“Condemning the attackers”? What happened to all the allegedly alleged stuff? Shouldn’t that be “condemning the alleged isolated attacker”? The communications director seems to be wandering a bit off-message here, whatever the message is: The system worked, so we’re inconveniencing you even more. The system failed, but the alleged suspect is an isolated extremist, so why won’t that cowardly squish Cheney have the guts to condemn the attacker and his vast network of associates?

The real message was conveyed by Fouad Ajami, discussing the new administration’s foreign policy in the Wall Street Journal: “No despot fears Mr. Obama, and no blogger in Cairo or Damascus or Tehran, no demonstrator in those cruel Iranian streets, expects Mr. Obama to ride to the rescue.”

Positivity: Formerly ‘Dead’ Mom, Baby ‘Doing Good’

Filed under: Life-Based News,Positivity — Tom @ 6:55 am

From Colorado Springs, Colorado:

Doctors Perform C-Section on ‘Dead’ Mother Who Recovers After Birth, Baby Revived
Dec. 30, 2009

The …. mother and baby are “doing good” after doctors believed both had died during labor only to come back to life minutes later, the woman said today.

“Oh, we’re doing good. I’m ready to show the world,” Tracey Hermanstorfer told “Good Morning America” in an exclusive interview as she sat alongside husband Mike and held their healthy baby boy, Coltyn.

Mike Hermanstorfer said his wife just wanted to rest her eyes after she received a local anesthetic while in labor at Colorado Spring’s Memorial Hospital Christmas Eve.

“That’s when the nightmare started,” he said. “She started going numb. … She closed her eyes to take a nap, and she wasn’t waking up.”

He said she turned “gray as a ghost” as she stopped breathing, suffering from apparent cardiac arrest.

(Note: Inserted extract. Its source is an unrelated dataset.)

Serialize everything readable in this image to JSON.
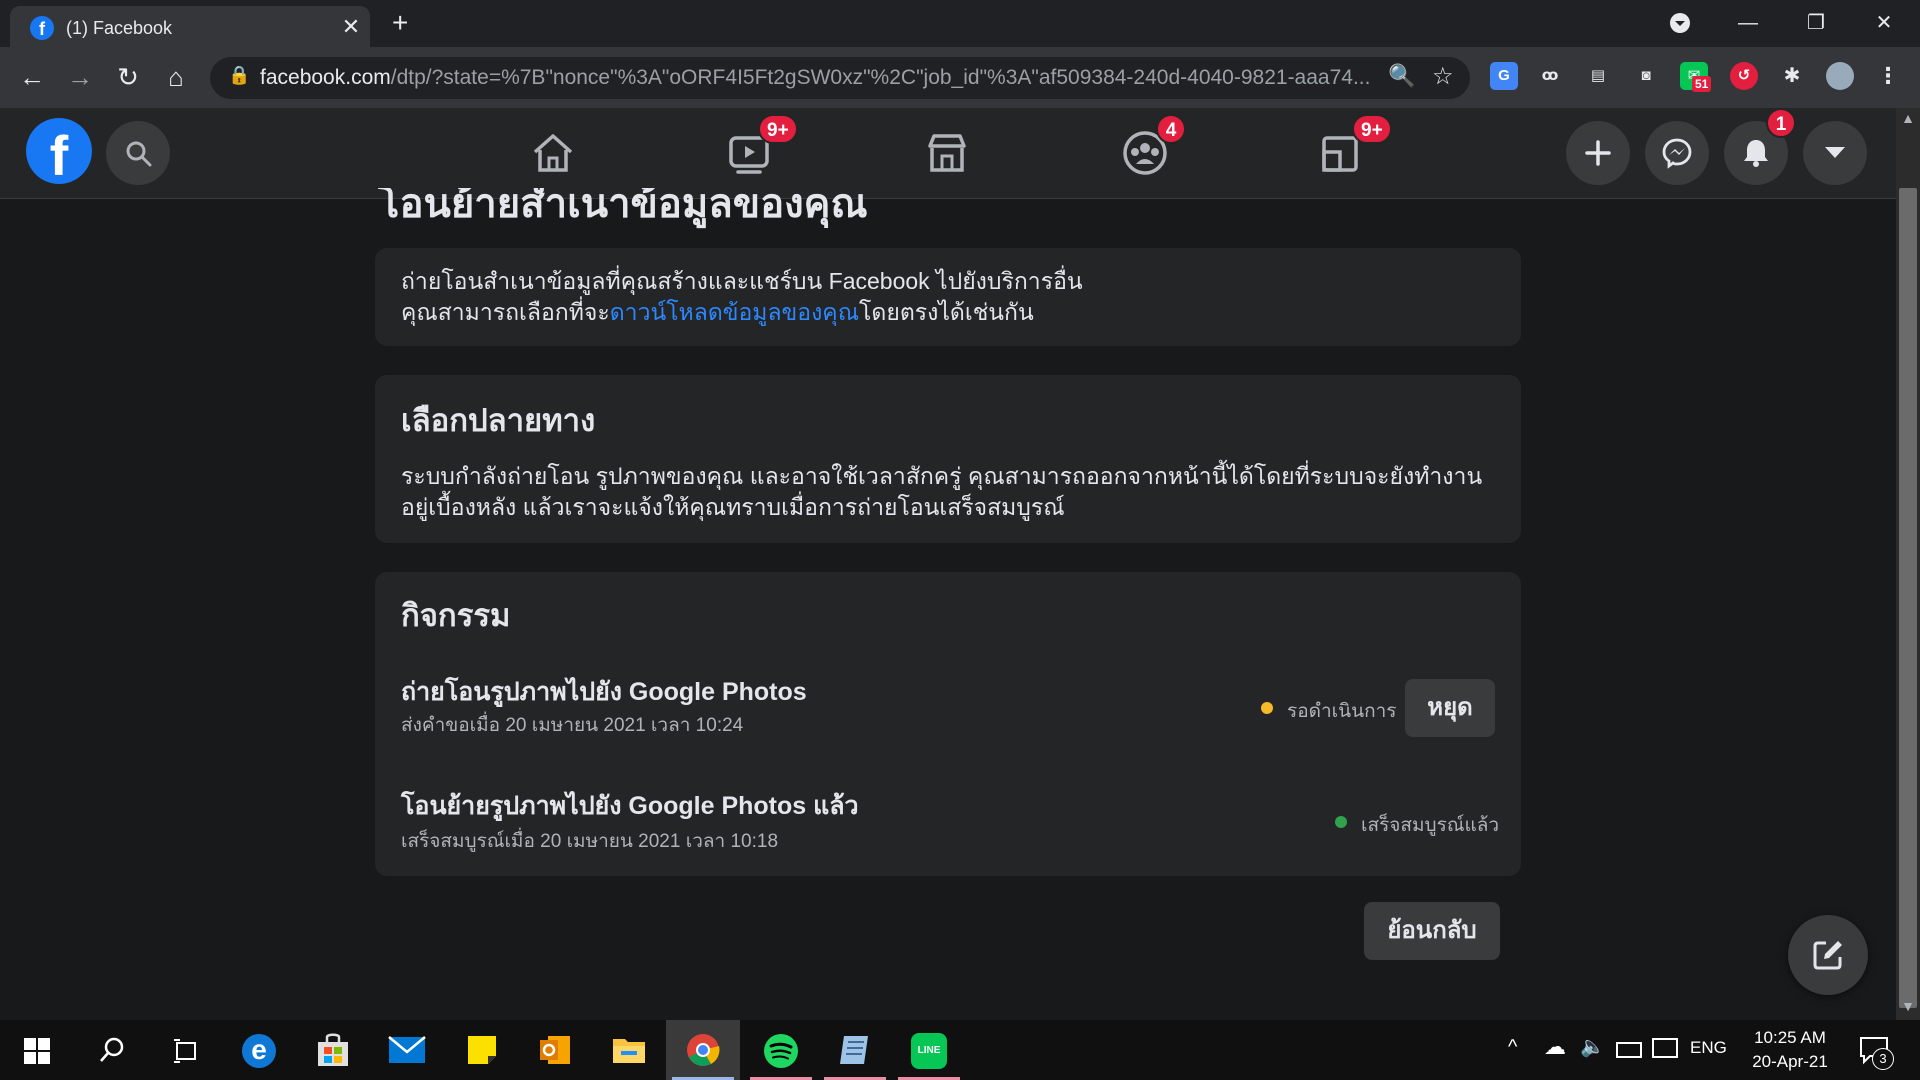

Dr. Stephanie Martin, director of maternal fetal medicine at Memorial Hospital, responded to a frantic, emergency “code blue,” or patient requiring immediate resuscitation, and said that 30 to 45 seconds after she entered the room, Hermanstorfer’s heart stopped beating.

“Unfortunately, in most of these situations, despite the best efforts of the team, Mom is not able to be revived,” Martin told “Good Morning America.”

Martin said it became clear that Hermanstorfer was not responding to any revival efforts after several minutes, so the team turned its focus to trying to save the baby by performing a Caesarean section without anesthetic. That’s when doctors were hit with more bad news.

“When I delivered [the baby], he was limp, completely lifeless,” Martin said.

Then something happened that Martin still has trouble explaining.

“As soon as I delivered the baby, the mother’s heartbeat came back,” Martin said. “Somewhere between four and five minutes she had been without heart rate and had stopped breathing a minute or two prior to her heart stopping.”

Doctors quickly wheeled Hermanstorfer into surgery to complete the C-section. Then, as they operated on the mother, other doctors worked to get the baby breathing again and were eventually able to resuscitate him, all right in front of his stunned father.

Father Claims ‘Absolute Miracle’
Martin said delivering the baby could have relieved Hermanstorfer’s body of the stress of labor or unblocked previously clogged blood flow to the rest of her body. Aside from such theories, Martin said, she has trouble explaining what others are calling a miracle.

“I don’t have a great explanation,” Martin said. “From my personal perspective, I’ll take help wherever I can get it.” ….

Go here for the rest of the story.